How to Stand Out as a Field Hockey Player

For any serious field hockey player, there is a desire to stand out while on the field. In turn, doing so means they’ll also be standing out to the people watching them play – like coaches. There are different situations in which this will impact your field hockey career, but the most important one of all will be to stand out to the adult who coaches your team.

Of all the favorable qualities any young athlete can have, none is better than being coachable and being open to constructive criticism. After all, this is the only real way you can grow and improve within the game in order to ultimately reach your goals, whatever they may be.

Being a great field hockey player takes physical skill and endurance, but it starts with a strong mind. Having a good attitude and being dedicated to always giving your best effort are things coaches will always notice, without fail. Don’t forget that coaches are also passionate – whether it’s about the game itself, winning, or helping their players.
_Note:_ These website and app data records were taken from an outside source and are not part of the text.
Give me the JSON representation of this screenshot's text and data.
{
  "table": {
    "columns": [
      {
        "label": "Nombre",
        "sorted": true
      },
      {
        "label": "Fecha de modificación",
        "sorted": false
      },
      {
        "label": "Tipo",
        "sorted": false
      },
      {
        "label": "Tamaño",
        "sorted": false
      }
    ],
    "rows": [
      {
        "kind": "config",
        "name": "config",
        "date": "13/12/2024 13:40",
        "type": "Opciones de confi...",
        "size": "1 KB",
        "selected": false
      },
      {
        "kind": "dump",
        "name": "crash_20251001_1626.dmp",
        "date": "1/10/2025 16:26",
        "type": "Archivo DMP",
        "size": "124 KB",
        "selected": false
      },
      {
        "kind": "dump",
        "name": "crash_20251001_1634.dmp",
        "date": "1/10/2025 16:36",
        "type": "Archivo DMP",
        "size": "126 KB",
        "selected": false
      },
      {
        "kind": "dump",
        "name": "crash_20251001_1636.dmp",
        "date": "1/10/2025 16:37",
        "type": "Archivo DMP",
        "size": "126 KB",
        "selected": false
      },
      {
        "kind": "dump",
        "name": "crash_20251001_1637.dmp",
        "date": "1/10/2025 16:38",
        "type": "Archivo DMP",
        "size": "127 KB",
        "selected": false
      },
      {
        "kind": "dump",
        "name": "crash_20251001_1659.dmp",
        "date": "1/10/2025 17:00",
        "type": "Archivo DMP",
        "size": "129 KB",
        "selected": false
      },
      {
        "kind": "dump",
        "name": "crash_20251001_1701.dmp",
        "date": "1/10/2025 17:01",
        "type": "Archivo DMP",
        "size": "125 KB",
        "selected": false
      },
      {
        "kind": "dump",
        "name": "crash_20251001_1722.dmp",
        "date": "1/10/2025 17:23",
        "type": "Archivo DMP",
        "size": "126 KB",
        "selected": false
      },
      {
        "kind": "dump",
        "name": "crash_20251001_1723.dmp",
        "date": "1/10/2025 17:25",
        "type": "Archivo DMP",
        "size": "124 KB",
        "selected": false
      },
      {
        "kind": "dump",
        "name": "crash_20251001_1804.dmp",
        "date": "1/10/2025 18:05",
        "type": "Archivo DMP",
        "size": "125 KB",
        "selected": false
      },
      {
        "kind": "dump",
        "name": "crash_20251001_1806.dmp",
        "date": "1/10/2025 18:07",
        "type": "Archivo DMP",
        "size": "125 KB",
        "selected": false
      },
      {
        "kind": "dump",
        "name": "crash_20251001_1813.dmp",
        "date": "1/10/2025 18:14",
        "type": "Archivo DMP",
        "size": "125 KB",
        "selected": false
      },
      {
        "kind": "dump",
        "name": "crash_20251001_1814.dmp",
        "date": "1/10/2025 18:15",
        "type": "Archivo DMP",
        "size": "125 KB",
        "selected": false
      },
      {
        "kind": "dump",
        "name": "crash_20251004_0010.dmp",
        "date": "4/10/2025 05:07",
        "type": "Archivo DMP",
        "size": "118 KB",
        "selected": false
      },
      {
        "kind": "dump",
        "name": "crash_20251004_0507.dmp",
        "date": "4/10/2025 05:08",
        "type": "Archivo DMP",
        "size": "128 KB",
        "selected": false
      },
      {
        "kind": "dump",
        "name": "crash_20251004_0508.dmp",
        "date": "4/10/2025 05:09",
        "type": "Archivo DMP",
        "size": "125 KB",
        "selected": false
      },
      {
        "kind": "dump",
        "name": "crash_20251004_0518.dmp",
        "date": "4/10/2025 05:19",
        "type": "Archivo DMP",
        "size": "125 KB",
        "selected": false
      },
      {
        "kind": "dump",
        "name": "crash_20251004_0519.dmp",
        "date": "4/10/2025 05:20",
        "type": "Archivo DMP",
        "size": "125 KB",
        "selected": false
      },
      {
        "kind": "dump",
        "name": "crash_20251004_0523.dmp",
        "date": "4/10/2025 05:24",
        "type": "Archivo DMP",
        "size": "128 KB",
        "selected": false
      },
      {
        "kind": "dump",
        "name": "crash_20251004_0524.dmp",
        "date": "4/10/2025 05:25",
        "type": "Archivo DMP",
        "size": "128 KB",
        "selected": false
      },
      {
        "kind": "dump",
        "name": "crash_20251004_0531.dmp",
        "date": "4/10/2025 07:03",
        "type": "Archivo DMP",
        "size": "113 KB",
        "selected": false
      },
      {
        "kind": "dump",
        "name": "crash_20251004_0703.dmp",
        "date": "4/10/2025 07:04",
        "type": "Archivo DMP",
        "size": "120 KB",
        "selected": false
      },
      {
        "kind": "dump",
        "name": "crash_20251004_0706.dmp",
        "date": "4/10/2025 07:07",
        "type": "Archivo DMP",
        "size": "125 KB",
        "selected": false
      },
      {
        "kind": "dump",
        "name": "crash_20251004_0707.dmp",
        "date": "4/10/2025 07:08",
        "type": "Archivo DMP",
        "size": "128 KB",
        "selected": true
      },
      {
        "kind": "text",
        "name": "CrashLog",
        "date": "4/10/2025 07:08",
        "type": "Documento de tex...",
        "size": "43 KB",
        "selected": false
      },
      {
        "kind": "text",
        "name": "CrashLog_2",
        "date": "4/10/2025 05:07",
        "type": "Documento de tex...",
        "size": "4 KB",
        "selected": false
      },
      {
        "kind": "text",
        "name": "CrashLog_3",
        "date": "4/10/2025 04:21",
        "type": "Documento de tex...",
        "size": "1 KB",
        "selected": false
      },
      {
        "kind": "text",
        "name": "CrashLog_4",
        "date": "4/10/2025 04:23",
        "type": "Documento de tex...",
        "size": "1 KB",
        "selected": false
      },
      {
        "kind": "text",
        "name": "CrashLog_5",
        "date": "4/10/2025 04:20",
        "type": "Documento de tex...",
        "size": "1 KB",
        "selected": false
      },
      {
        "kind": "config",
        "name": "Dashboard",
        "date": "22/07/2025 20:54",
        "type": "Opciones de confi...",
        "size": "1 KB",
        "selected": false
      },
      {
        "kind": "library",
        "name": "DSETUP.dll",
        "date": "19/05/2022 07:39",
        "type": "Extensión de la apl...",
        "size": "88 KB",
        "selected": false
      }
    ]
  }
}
When they can easily see legitimate buy-in from someone who wants to continually get better and get advice from an adult that’s had more experience, they instinctively want to keep helping. Field hockey has already had a profound impact on their lives in one way or another. Lots of times, adults get into coaching because they want to share those life-changing experiences in order for others to get the same impact from it.

Coaches can always spot a player who is mentally strong and one who isn’t. Make sure you constantly show them you’re the former and not the latter.

Another way to stand out to your field hockey coach is to not look for shortcuts and pay attention to the details. Coaches give directions for a reason – they want their players to follow what they say! It’s not hard to be a good listener, follow directions, and not look for the easy way out.

And for those who want to play field hockey at the next level, it’s crucial to realize that your work isn’t just limited to during the season itself – it’s a year-round dedication. Great teams are formed during a field hockey season, but great field hockey players are made in the offseason. This doesn’t mean you should be practicing every single day and not leaving time to have other interests. However, showing up to the first day of practice in good physical shape does two things: it makes the start of practice a lot easier for you, and it shows your coach that you’re taking this seriously.

Actions typically speak louder than words, and this is certainly an instance where that phrase rings true.

Finally, it’s easy for players to move with a purpose when they have the ball, it’s what you do without the ball that’ll really get the attention of coaches. Don’t just jog from place to place – run with a purpose and make sure you’re in the best possible position to be successful during a particular play.

Keep these things in mind and it will be impossible for field hockey coaches to not notice you in between the lines!